Exercise description
Every single line below has to be printed once more, exactly.

(Data records for software interfaces)
****

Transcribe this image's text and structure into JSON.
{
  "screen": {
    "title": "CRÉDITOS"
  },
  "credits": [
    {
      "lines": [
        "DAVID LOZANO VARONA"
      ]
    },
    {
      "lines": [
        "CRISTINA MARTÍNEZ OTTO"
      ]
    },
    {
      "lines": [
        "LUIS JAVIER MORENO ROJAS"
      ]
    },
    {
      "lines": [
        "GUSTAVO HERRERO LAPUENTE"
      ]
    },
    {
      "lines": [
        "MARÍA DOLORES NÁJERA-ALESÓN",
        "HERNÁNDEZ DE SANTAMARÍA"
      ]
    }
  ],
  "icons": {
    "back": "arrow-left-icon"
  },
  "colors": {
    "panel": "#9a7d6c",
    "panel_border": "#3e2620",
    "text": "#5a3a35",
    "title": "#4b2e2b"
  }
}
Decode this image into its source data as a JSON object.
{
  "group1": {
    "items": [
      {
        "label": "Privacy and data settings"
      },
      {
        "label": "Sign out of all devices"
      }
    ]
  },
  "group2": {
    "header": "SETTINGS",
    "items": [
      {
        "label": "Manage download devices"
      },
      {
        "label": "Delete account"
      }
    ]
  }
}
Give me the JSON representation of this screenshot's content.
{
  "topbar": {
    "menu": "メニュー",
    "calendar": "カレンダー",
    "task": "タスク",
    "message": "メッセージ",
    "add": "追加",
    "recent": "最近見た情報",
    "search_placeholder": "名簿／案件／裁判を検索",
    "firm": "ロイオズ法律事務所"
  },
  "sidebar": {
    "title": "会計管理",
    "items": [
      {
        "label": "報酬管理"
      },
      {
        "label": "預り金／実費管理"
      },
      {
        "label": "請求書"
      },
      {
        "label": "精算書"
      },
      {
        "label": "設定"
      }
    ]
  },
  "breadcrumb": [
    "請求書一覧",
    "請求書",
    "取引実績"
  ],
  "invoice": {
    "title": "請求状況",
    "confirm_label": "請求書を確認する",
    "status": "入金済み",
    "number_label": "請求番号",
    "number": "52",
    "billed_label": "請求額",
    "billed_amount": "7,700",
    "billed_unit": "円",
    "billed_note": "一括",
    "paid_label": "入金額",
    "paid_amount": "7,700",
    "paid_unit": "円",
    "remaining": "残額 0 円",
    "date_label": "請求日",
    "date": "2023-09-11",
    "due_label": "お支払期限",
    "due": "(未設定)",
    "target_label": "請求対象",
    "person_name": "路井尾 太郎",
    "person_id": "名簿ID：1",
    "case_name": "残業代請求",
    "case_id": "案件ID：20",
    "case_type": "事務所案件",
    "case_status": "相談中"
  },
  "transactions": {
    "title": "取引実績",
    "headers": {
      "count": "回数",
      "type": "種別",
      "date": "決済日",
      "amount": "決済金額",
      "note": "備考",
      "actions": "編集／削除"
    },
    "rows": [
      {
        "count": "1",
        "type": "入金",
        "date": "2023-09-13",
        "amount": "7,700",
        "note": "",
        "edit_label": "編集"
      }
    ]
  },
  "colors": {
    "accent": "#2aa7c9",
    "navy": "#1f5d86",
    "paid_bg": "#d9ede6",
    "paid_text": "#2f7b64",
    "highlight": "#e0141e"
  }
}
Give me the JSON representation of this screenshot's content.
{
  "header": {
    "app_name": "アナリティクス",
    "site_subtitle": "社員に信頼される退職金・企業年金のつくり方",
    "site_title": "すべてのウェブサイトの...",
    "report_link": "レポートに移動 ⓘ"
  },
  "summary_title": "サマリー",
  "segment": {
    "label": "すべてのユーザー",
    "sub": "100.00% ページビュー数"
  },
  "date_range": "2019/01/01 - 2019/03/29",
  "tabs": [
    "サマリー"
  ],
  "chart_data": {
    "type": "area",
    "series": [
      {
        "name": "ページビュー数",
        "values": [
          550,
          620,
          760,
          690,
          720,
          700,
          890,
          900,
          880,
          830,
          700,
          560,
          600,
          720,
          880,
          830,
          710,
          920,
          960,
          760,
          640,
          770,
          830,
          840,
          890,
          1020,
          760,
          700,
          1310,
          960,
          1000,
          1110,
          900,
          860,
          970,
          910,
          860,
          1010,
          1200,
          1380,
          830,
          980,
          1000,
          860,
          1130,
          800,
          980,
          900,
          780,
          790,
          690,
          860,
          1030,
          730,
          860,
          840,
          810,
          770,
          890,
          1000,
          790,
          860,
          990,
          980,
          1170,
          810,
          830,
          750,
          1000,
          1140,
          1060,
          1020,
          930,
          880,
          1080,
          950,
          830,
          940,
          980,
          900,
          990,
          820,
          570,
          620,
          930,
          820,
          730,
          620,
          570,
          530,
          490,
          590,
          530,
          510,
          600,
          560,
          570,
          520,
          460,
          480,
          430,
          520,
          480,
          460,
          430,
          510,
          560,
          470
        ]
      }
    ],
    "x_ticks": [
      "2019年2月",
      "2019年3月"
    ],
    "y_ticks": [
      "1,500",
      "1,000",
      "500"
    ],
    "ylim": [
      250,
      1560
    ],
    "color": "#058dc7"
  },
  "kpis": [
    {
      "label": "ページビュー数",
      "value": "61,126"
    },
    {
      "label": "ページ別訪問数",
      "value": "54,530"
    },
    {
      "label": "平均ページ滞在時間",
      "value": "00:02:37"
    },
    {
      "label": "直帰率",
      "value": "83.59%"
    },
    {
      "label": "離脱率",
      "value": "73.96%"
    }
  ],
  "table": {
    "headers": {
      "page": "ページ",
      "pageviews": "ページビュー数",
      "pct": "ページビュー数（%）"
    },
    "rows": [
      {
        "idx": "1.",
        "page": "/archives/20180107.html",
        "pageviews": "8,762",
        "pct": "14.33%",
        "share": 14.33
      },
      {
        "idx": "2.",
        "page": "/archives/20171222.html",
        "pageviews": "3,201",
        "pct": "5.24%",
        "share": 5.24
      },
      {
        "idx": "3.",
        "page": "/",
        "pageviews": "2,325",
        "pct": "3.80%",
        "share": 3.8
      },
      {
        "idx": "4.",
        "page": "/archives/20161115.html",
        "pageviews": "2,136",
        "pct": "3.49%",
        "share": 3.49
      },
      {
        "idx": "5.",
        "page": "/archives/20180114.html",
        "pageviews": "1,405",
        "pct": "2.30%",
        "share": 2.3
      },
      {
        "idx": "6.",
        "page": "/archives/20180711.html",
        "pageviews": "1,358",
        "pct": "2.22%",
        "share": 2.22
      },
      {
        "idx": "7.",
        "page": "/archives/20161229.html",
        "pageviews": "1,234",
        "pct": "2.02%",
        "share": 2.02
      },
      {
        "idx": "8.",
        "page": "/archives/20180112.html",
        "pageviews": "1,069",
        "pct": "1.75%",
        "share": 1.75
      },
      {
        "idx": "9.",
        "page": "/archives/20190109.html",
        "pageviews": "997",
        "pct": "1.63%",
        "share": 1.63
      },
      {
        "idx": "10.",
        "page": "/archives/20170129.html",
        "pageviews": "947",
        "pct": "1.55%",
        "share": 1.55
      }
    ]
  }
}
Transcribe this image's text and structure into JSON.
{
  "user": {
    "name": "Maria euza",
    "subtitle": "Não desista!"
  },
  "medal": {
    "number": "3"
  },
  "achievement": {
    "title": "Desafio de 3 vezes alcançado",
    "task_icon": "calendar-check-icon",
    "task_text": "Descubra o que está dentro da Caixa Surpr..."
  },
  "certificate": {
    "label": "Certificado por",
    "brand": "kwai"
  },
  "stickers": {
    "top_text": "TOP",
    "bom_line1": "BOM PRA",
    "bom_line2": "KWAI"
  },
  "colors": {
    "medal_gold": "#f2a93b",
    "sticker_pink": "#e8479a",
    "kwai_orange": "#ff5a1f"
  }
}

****

Solution for this problem
Transcribe this image's text and structure into JSON.
{
  "screen": {
    "title": "CRÉDITOS"
  },
  "credits": [
    {
      "lines": [
        "DAVID LOZANO VARONA"
      ]
    },
    {
      "lines": [
        "CRISTINA MARTÍNEZ OTTO"
      ]
    },
    {
      "lines": [
        "LUIS JAVIER MORENO ROJAS"
      ]
    },
    {
      "lines": [
        "GUSTAVO HERRERO LAPUENTE"
      ]
    },
    {
      "lines": [
        "MARÍA DOLORES NÁJERA-ALESÓN",
        "HERNÁNDEZ DE SANTAMARÍA"
      ]
    }
  ],
  "icons": {
    "back": "arrow-left-icon"
  },
  "colors": {
    "panel": "#9a7d6c",
    "panel_border": "#3e2620",
    "text": "#5a3a35",
    "title": "#4b2e2b"
  }
}
Decode this image into its source data as a JSON object.
{
  "group1": {
    "items": [
      {
        "label": "Privacy and data settings"
      },
      {
        "label": "Sign out of all devices"
      }
    ]
  },
  "group2": {
    "header": "SETTINGS",
    "items": [
      {
        "label": "Manage download devices"
      },
      {
        "label": "Delete account"
      }
    ]
  }
}
Give me the JSON representation of this screenshot's content.
{
  "topbar": {
    "menu": "メニュー",
    "calendar": "カレンダー",
    "task": "タスク",
    "message": "メッセージ",
    "add": "追加",
    "recent": "最近見た情報",
    "search_placeholder": "名簿／案件／裁判を検索",
    "firm": "ロイオズ法律事務所"
  },
  "sidebar": {
    "title": "会計管理",
    "items": [
      {
        "label": "報酬管理"
      },
      {
        "label": "預り金／実費管理"
      },
      {
        "label": "請求書"
      },
      {
        "label": "精算書"
      },
      {
        "label": "設定"
      }
    ]
  },
  "breadcrumb": [
    "請求書一覧",
    "請求書",
    "取引実績"
  ],
  "invoice": {
    "title": "請求状況",
    "confirm_label": "請求書を確認する",
    "status": "入金済み",
    "number_label": "請求番号",
    "number": "52",
    "billed_label": "請求額",
    "billed_amount": "7,700",
    "billed_unit": "円",
    "billed_note": "一括",
    "paid_label": "入金額",
    "paid_amount": "7,700",
    "paid_unit": "円",
    "remaining": "残額 0 円",
    "date_label": "請求日",
    "date": "2023-09-11",
    "due_label": "お支払期限",
    "due": "(未設定)",
    "target_label": "請求対象",
    "person_name": "路井尾 太郎",
    "person_id": "名簿ID：1",
    "case_name": "残業代請求",
    "case_id": "案件ID：20",
    "case_type": "事務所案件",
    "case_status": "相談中"
  },
  "transactions": {
    "title": "取引実績",
    "headers": {
      "count": "回数",
      "type": "種別",
      "date": "決済日",
      "amount": "決済金額",
      "note": "備考",
      "actions": "編集／削除"
    },
    "rows": [
      {
        "count": "1",
        "type": "入金",
        "date": "2023-09-13",
        "amount": "7,700",
        "note": "",
        "edit_label": "編集"
      }
    ]
  },
  "colors": {
    "accent": "#2aa7c9",
    "navy": "#1f5d86",
    "paid_bg": "#d9ede6",
    "paid_text": "#2f7b64",
    "highlight": "#e0141e"
  }
}
Give me the JSON representation of this screenshot's content.
{
  "header": {
    "app_name": "アナリティクス",
    "site_subtitle": "社員に信頼される退職金・企業年金のつくり方",
    "site_title": "すべてのウェブサイトの...",
    "report_link": "レポートに移動 ⓘ"
  },
  "summary_title": "サマリー",
  "segment": {
    "label": "すべてのユーザー",
    "sub": "100.00% ページビュー数"
  },
  "date_range": "2019/01/01 - 2019/03/29",
  "tabs": [
    "サマリー"
  ],
  "chart_data": {
    "type": "area",
    "series": [
      {
        "name": "ページビュー数",
        "values": [
          550,
          620,
          760,
          690,
          720,
          700,
          890,
          900,
          880,
          830,
          700,
          560,
          600,
          720,
          880,
          830,
          710,
          920,
          960,
          760,
          640,
          770,
          830,
          840,
          890,
          1020,
          760,
          700,
          1310,
          960,
          1000,
          1110,
          900,
          860,
          970,
          910,
          860,
          1010,
          1200,
          1380,
          830,
          980,
          1000,
          860,
          1130,
          800,
          980,
          900,
          780,
          790,
          690,
          860,
          1030,
          730,
          860,
          840,
          810,
          770,
          890,
          1000,
          790,
          860,
          990,
          980,
          1170,
          810,
          830,
          750,
          1000,
          1140,
          1060,
          1020,
          930,
          880,
          1080,
          950,
          830,
          940,
          980,
          900,
          990,
          820,
          570,
          620,
          930,
          820,
          730,
          620,
          570,
          530,
          490,
          590,
          530,
          510,
          600,
          560,
          570,
          520,
          460,
          480,
          430,
          520,
          480,
          460,
          430,
          510,
          560,
          470
        ]
      }
    ],
    "x_ticks": [
      "2019年2月",
      "2019年3月"
    ],
    "y_ticks": [
      "1,500",
      "1,000",
      "500"
    ],
    "ylim": [
      250,
      1560
    ],
    "color": "#058dc7"
  },
  "kpis": [
    {
      "label": "ページビュー数",
      "value": "61,126"
    },
    {
      "label": "ページ別訪問数",
      "value": "54,530"
    },
    {
      "label": "平均ページ滞在時間",
      "value": "00:02:37"
    },
    {
      "label": "直帰率",
      "value": "83.59%"
    },
    {
      "label": "離脱率",
      "value": "73.96%"
    }
  ],
  "table": {
    "headers": {
      "page": "ページ",
      "pageviews": "ページビュー数",
      "pct": "ページビュー数（%）"
    },
    "rows": [
      {
        "idx": "1.",
        "page": "/archives/20180107.html",
        "pageviews": "8,762",
        "pct": "14.33%",
        "share": 14.33
      },
      {
        "idx": "2.",
        "page": "/archives/20171222.html",
        "pageviews": "3,201",
        "pct": "5.24%",
        "share": 5.24
      },
      {
        "idx": "3.",
        "page": "/",
        "pageviews": "2,325",
        "pct": "3.80%",
        "share": 3.8
      },
      {
        "idx": "4.",
        "page": "/archives/20161115.html",
        "pageviews": "2,136",
        "pct": "3.49%",
        "share": 3.49
      },
      {
        "idx": "5.",
        "page": "/archives/20180114.html",
        "pageviews": "1,405",
        "pct": "2.30%",
        "share": 2.3
      },
      {
        "idx": "6.",
        "page": "/archives/20180711.html",
        "pageviews": "1,358",
        "pct": "2.22%",
        "share": 2.22
      },
      {
        "idx": "7.",
        "page": "/archives/20161229.html",
        "pageviews": "1,234",
        "pct": "2.02%",
        "share": 2.02
      },
      {
        "idx": "8.",
        "page": "/archives/20180112.html",
        "pageviews": "1,069",
        "pct": "1.75%",
        "share": 1.75
      },
      {
        "idx": "9.",
        "page": "/archives/20190109.html",
        "pageviews": "997",
        "pct": "1.63%",
        "share": 1.63
      },
      {
        "idx": "10.",
        "page": "/archives/20170129.html",
        "pageviews": "947",
        "pct": "1.55%",
        "share": 1.55
      }
    ]
  }
}
Transcribe this image's text and structure into JSON.
{
  "user": {
    "name": "Maria euza",
    "subtitle": "Não desista!"
  },
  "medal": {
    "number": "3"
  },
  "achievement": {
    "title": "Desafio de 3 vezes alcançado",
    "task_icon": "calendar-check-icon",
    "task_text": "Descubra o que está dentro da Caixa Surpr..."
  },
  "certificate": {
    "label": "Certificado por",
    "brand": "kwai"
  },
  "stickers": {
    "top_text": "TOP",
    "bom_line1": "BOM PRA",
    "bom_line2": "KWAI"
  },
  "colors": {
    "medal_gold": "#f2a93b",
    "sticker_pink": "#e8479a",
    "kwai_orange": "#ff5a1f"
  }
}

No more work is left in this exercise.